What to work on
Within this material, find every line where the string "colors" appears, and copy it out.

Content starts

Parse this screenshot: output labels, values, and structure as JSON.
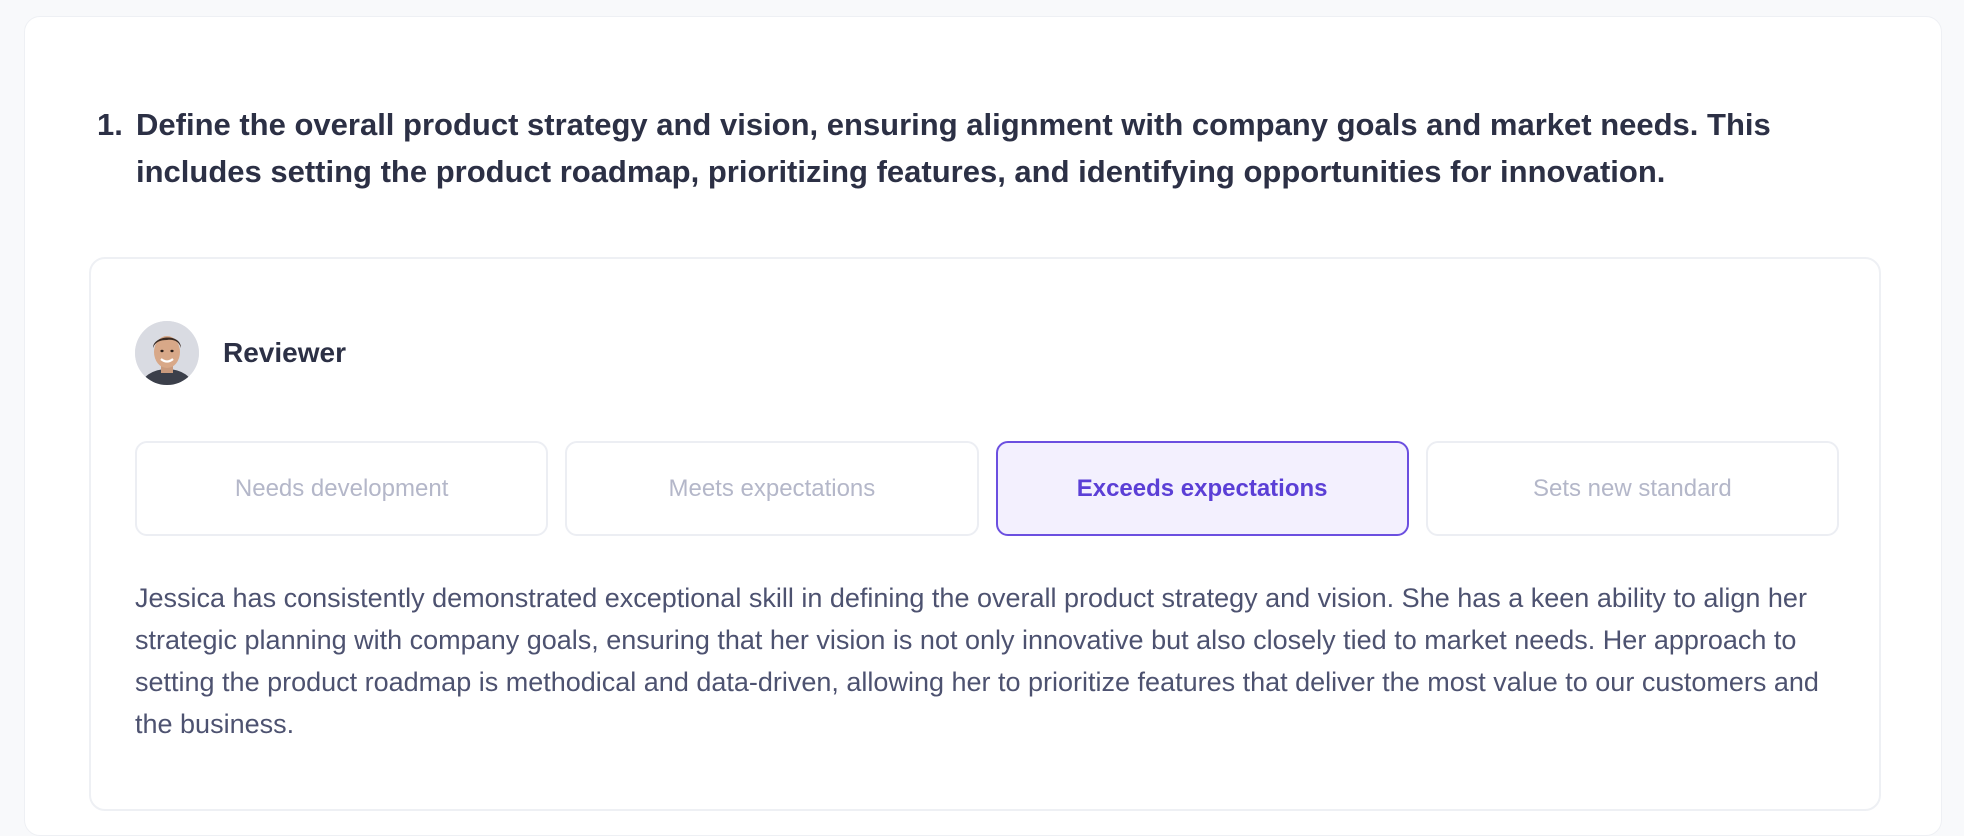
{
  "question": {
    "number": "1.",
    "text": "Define the overall product strategy and vision, ensuring alignment with company goals and market needs. This includes setting the product roadmap, prioritizing features, and identifying opportunities for innovation."
  },
  "review": {
    "reviewer_label": "Reviewer",
    "ratings": [
      {
        "label": "Needs development",
        "selected": false
      },
      {
        "label": "Meets expectations",
        "selected": false
      },
      {
        "label": "Exceeds expectations",
        "selected": true
      },
      {
        "label": "Sets new standard",
        "selected": false
      }
    ],
    "comment": "Jessica has consistently demonstrated exceptional skill in defining the overall product strategy and vision. She has a keen ability to align her strategic planning with company goals, ensuring that her vision is not only innovative but also closely tied to market needs. Her approach to setting the product roadmap is methodical and data-driven, allowing her to prioritize features that deliver the most value to our customers and the business."
  },
  "colors": {
    "accent": "#6b4fe0",
    "accent_bg": "#f3f0fe",
    "muted_text": "#b4b7c9"
  }
}
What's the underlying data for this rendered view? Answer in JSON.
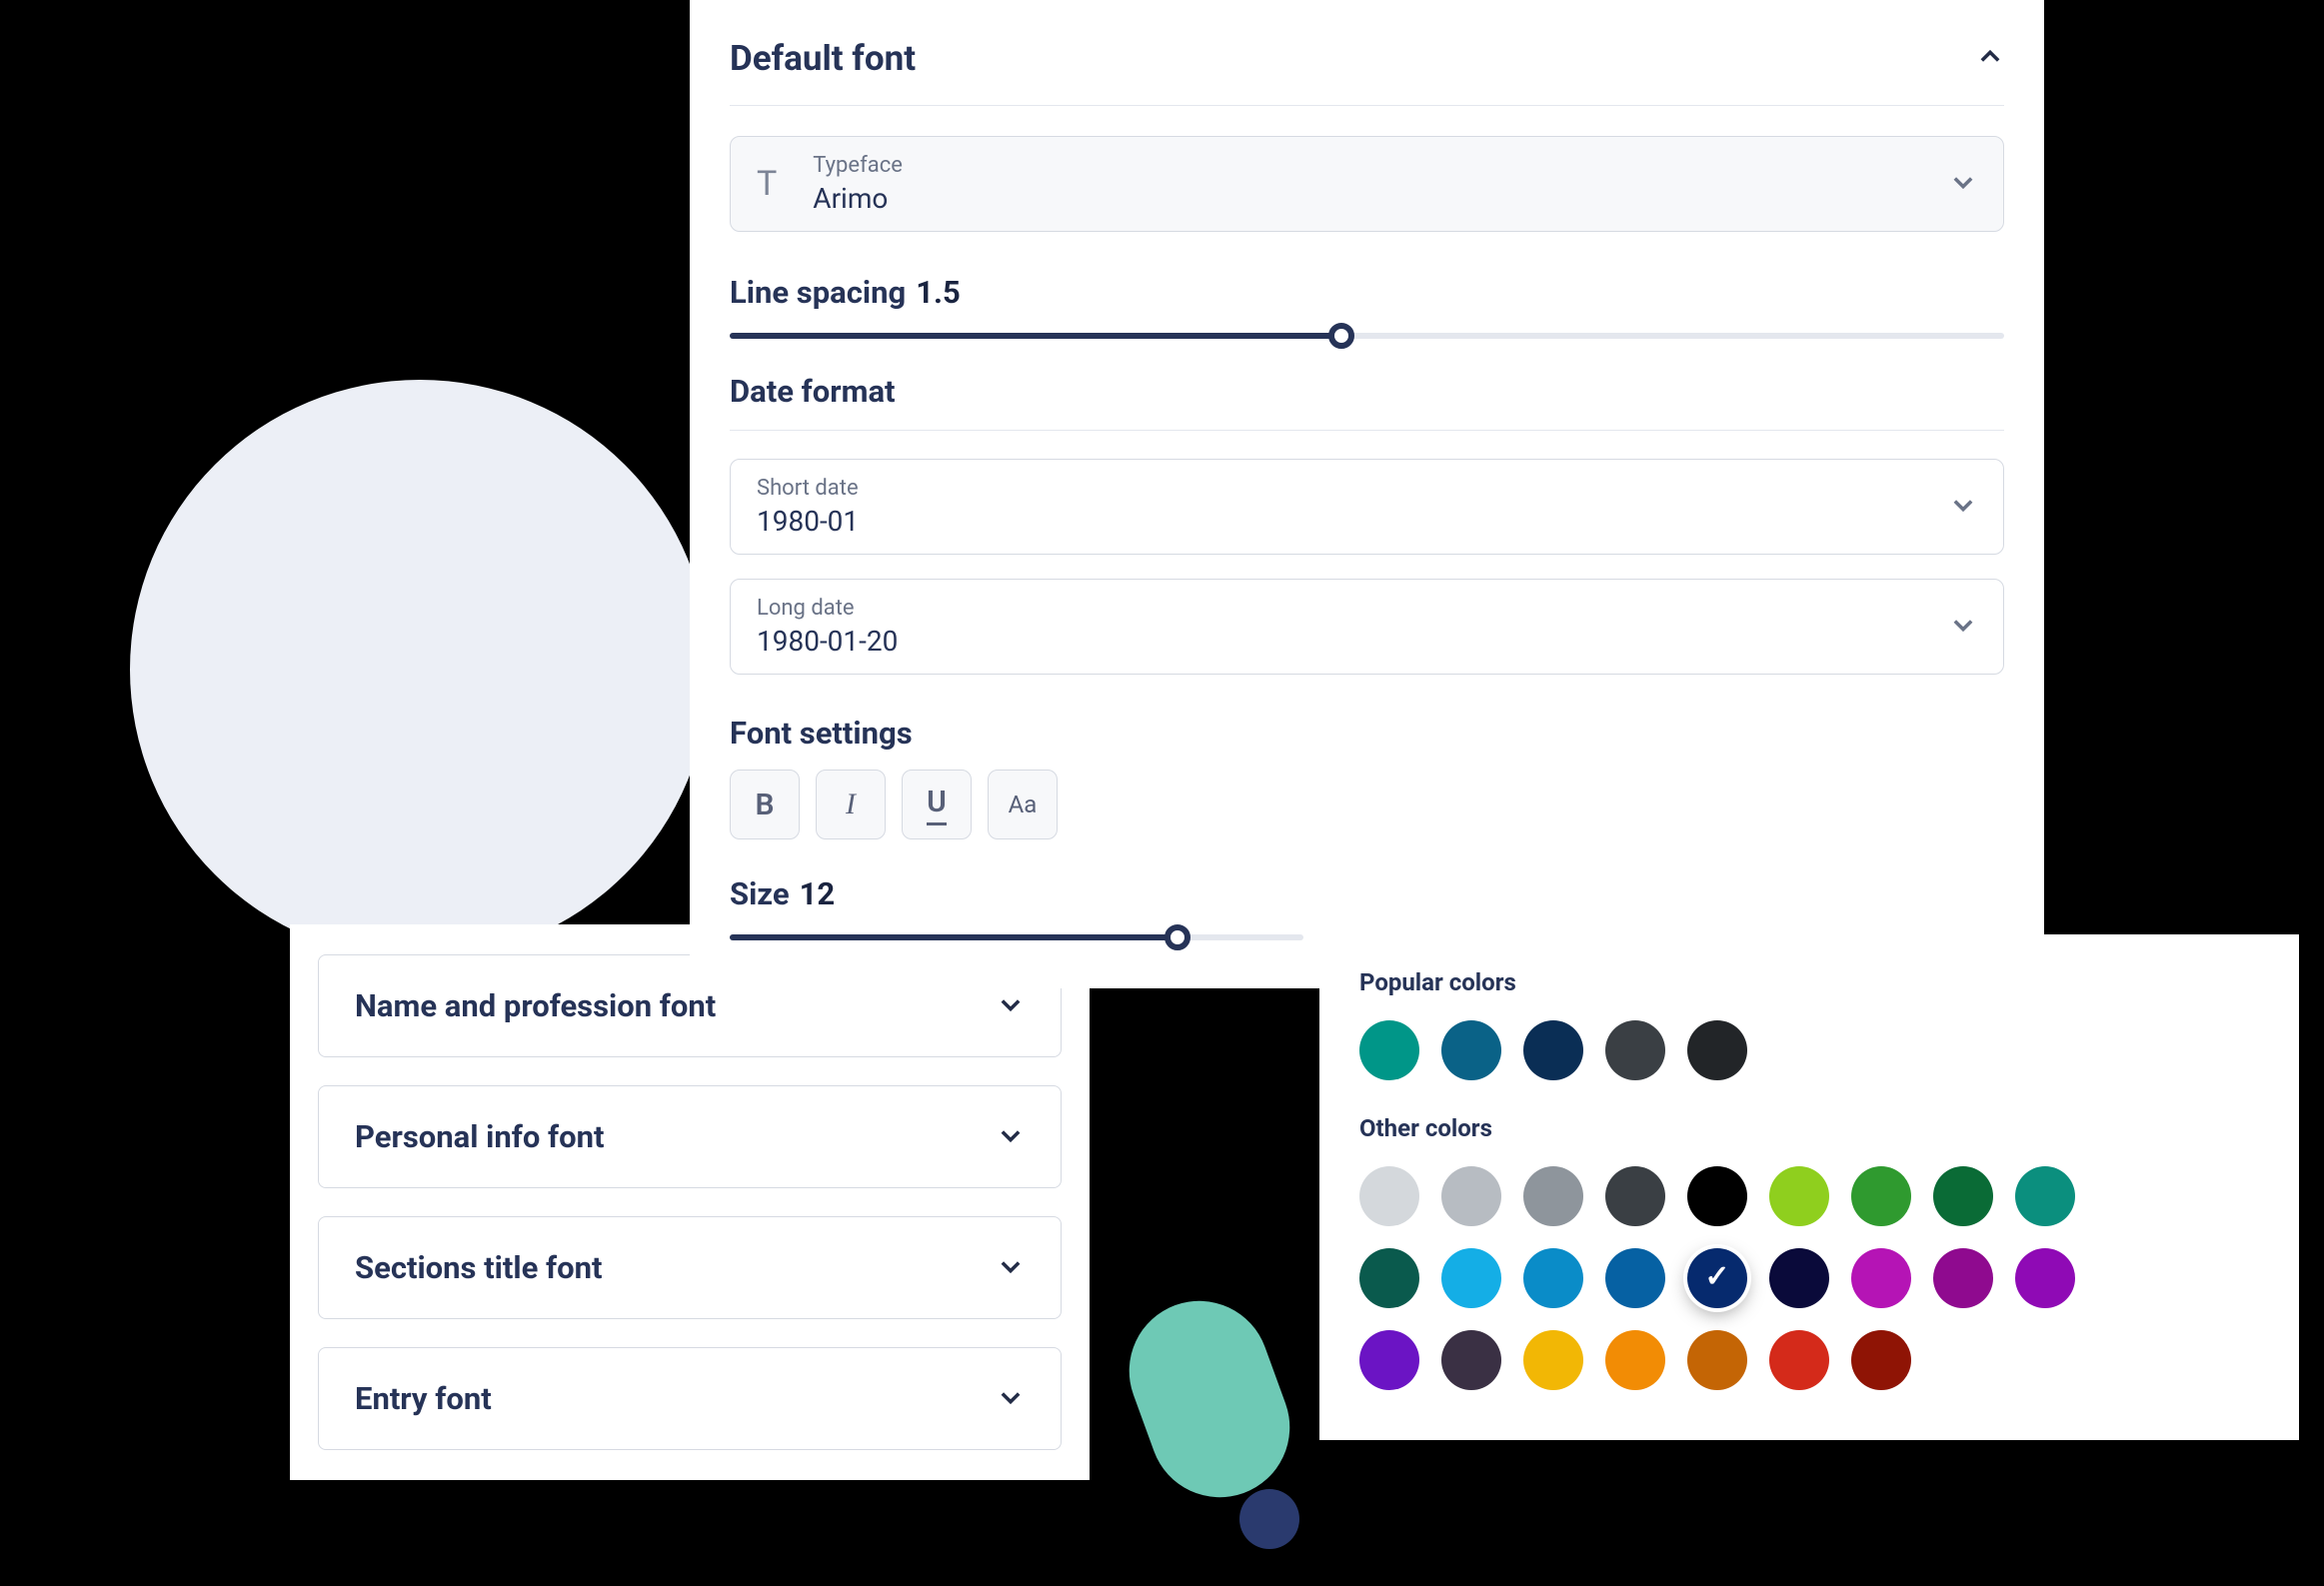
{
  "leftPanel": {
    "items": [
      {
        "label": "Name and profession font"
      },
      {
        "label": "Personal info font"
      },
      {
        "label": "Sections title font"
      },
      {
        "label": "Entry font"
      }
    ]
  },
  "mainPanel": {
    "title": "Default font",
    "typeface": {
      "label": "Typeface",
      "value": "Arimo"
    },
    "lineSpacing": {
      "label": "Line spacing",
      "value": "1.5",
      "percent": 48
    },
    "dateFormat": {
      "title": "Date format",
      "short": {
        "label": "Short date",
        "value": "1980-01"
      },
      "long": {
        "label": "Long date",
        "value": "1980-01-20"
      }
    },
    "fontSettings": {
      "title": "Font settings",
      "buttons": {
        "bold": "B",
        "italic": "I",
        "underline": "U",
        "case": "Aa"
      }
    },
    "size": {
      "label": "Size",
      "value": "12",
      "percent": 78
    }
  },
  "colorPicker": {
    "popularTitle": "Popular colors",
    "otherTitle": "Other colors",
    "popular": [
      "#009688",
      "#0a6287",
      "#0a2e55",
      "#3a3f44",
      "#222528"
    ],
    "other": [
      "#d4d8dc",
      "#b7bcc2",
      "#8e959c",
      "#3a3f44",
      "#000000",
      "#8fcf1e",
      "#2f9a2f",
      "#0a6b36",
      "#0b8f7e",
      "#0a5a4d",
      "#14aee6",
      "#0a8cc8",
      "#0661a3",
      "#062a6e",
      "#0a0a3a",
      "#b514b5",
      "#8f0a8f",
      "#8f0ab5",
      "#6b14c4",
      "#3a3044",
      "#f2b705",
      "#f28c05",
      "#c46505",
      "#d42a1a",
      "#8f1405"
    ],
    "selected": "#062a6e"
  }
}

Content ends

Reply
  "colors": {
    "popularTitle": "Popular colors",
    "otherTitle": "Other colors",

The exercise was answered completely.